▸ **Task goal**
Your reply should hold only the lines from the records below where "true" occurs.

Stored dataset items
......

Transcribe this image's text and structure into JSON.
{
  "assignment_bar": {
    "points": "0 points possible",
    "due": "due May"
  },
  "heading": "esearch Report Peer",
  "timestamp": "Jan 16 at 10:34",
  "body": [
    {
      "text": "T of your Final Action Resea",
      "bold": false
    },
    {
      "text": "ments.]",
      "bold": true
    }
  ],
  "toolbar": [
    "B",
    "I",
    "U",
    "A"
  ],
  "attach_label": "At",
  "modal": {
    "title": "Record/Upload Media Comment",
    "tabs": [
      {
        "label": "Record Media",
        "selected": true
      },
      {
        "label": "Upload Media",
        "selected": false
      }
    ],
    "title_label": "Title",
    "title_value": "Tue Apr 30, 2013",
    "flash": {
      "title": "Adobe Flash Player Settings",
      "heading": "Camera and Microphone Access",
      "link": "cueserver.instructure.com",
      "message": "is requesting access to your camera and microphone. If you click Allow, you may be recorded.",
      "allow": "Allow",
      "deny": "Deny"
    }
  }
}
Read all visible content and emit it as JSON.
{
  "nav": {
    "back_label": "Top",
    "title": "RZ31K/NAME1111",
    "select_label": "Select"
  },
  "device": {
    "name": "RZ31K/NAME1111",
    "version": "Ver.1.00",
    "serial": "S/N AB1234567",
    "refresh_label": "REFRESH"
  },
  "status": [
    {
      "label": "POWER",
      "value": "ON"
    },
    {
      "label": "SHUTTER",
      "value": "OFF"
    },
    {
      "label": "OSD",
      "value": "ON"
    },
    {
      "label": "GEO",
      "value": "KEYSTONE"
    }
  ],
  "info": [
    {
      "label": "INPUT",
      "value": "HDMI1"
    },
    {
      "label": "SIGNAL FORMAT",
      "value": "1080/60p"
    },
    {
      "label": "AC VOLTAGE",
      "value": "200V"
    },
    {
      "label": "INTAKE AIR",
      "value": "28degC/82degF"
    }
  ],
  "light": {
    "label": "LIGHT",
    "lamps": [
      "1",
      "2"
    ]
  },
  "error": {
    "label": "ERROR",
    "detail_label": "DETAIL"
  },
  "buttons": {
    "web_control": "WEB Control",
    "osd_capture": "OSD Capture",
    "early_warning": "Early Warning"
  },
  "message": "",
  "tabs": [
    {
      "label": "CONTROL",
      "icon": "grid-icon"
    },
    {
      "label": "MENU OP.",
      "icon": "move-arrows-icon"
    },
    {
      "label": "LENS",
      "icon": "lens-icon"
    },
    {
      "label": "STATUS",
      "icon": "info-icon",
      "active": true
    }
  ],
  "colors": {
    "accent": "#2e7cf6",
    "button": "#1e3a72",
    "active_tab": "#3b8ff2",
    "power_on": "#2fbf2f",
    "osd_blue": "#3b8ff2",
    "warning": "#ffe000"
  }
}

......

▸ **Exercise answer**
      "bold": true
        "selected": true
      "active": true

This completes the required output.